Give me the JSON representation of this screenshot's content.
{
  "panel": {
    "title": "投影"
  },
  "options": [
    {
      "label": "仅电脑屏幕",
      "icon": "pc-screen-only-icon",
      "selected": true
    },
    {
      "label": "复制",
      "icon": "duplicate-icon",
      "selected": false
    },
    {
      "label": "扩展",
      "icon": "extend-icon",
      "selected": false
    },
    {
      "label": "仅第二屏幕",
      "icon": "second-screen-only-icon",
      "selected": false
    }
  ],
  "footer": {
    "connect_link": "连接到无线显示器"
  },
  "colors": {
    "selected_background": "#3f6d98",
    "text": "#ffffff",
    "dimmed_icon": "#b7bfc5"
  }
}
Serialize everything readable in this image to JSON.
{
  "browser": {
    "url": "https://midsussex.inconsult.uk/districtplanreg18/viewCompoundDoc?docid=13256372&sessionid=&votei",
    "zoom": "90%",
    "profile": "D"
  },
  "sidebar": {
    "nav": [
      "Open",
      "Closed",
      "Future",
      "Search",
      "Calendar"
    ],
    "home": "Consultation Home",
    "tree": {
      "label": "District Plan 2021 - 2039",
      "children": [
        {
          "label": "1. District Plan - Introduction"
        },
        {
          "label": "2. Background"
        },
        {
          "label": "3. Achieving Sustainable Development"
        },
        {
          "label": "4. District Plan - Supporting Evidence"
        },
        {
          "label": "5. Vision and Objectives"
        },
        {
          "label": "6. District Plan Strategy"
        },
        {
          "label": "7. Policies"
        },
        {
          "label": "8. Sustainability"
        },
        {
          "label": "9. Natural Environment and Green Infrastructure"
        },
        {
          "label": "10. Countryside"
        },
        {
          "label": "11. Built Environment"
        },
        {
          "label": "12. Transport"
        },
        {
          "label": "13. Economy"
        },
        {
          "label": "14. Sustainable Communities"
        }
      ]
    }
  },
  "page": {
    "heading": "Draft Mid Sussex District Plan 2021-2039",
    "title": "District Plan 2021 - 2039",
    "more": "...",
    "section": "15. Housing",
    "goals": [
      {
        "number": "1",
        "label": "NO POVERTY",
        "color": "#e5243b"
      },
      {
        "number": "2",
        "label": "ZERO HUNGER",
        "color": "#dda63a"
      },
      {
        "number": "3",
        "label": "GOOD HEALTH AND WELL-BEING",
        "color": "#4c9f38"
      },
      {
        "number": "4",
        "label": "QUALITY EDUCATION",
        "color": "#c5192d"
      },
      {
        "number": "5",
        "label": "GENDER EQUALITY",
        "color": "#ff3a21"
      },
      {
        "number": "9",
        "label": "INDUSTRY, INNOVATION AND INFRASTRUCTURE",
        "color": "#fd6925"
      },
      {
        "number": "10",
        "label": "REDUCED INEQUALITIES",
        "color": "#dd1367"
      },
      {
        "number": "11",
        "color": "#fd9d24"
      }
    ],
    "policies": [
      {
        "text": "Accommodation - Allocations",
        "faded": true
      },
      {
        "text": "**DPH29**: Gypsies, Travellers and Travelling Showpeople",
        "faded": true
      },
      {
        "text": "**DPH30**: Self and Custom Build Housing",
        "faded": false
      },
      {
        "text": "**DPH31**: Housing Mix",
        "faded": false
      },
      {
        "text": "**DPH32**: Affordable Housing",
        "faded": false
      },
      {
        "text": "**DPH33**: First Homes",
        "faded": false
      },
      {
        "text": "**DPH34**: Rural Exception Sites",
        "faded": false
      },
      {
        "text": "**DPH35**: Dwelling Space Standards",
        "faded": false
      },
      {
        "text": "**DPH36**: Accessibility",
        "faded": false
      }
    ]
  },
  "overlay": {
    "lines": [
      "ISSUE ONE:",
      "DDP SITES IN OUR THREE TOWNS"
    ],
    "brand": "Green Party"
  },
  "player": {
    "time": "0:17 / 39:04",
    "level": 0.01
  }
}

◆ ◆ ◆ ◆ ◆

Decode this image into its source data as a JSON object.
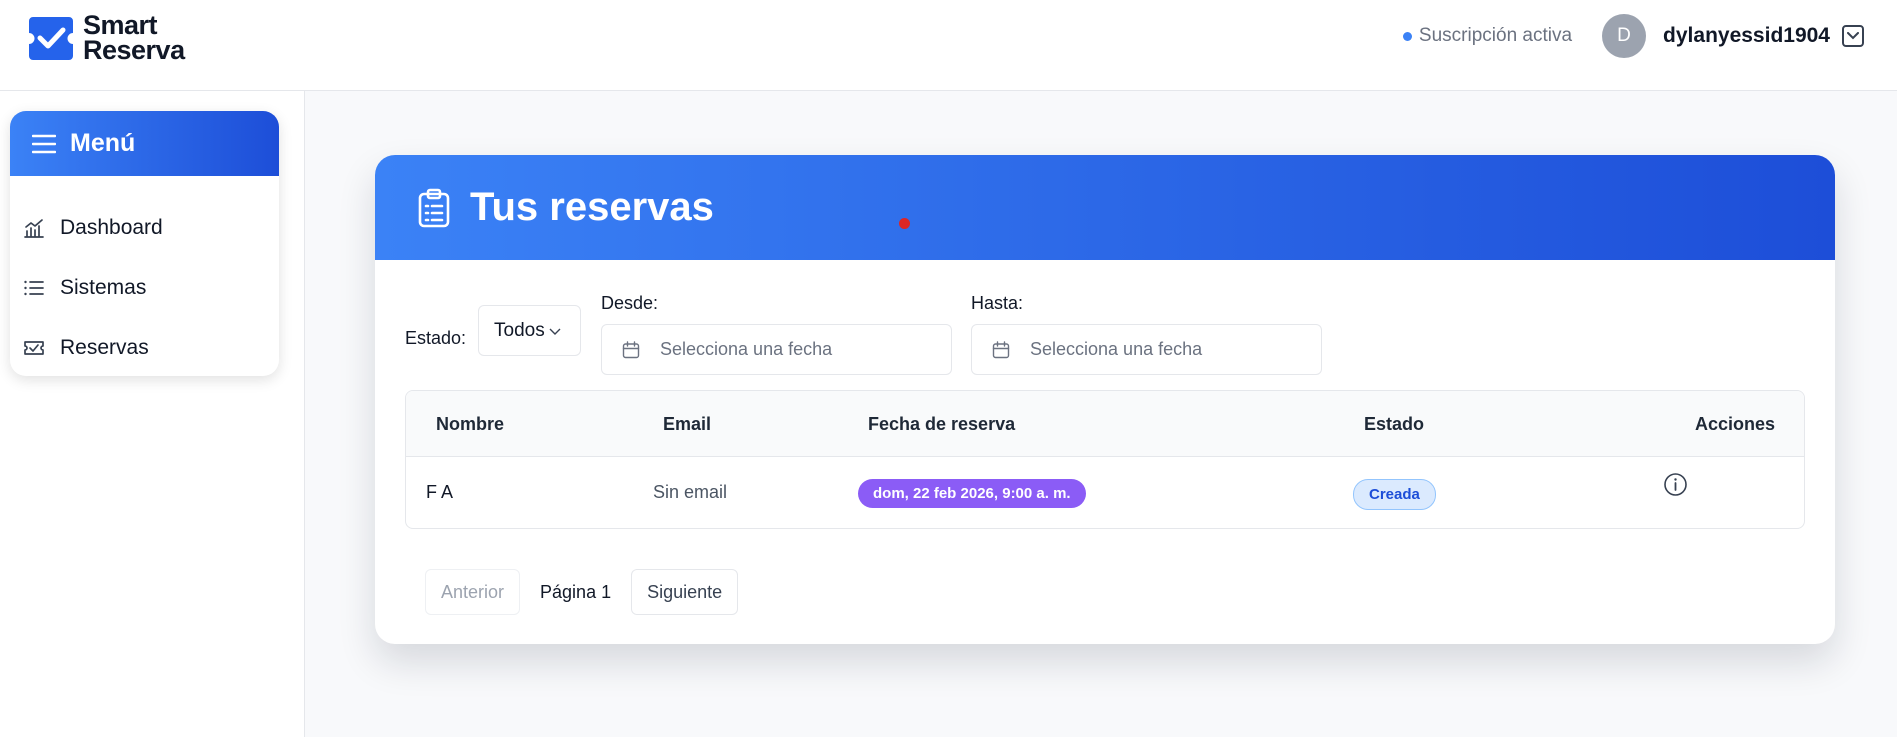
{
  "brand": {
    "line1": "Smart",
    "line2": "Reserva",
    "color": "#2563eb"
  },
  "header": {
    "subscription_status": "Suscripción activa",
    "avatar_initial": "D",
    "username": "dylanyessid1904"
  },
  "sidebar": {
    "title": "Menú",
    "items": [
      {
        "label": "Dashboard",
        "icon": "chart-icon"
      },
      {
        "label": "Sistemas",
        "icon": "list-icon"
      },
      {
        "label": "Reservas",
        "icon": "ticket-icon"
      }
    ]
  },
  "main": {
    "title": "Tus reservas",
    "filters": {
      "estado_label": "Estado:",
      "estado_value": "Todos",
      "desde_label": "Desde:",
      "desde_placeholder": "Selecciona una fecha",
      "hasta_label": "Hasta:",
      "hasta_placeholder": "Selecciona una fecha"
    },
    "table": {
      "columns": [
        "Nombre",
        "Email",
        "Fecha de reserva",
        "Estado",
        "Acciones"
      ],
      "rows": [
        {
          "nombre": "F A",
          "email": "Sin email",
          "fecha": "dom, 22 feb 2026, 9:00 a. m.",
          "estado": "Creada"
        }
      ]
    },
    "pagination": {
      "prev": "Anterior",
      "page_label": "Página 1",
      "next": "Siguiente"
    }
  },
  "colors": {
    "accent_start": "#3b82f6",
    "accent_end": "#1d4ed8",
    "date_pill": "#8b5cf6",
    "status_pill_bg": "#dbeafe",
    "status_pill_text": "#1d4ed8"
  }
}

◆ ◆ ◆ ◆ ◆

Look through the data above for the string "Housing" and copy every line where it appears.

    "section": "15. Housing",
        "text": "**DPH30**: Self and Custom Build Housing",
        "text": "**DPH31**: Housing Mix",
        "text": "**DPH32**: Affordable Housing",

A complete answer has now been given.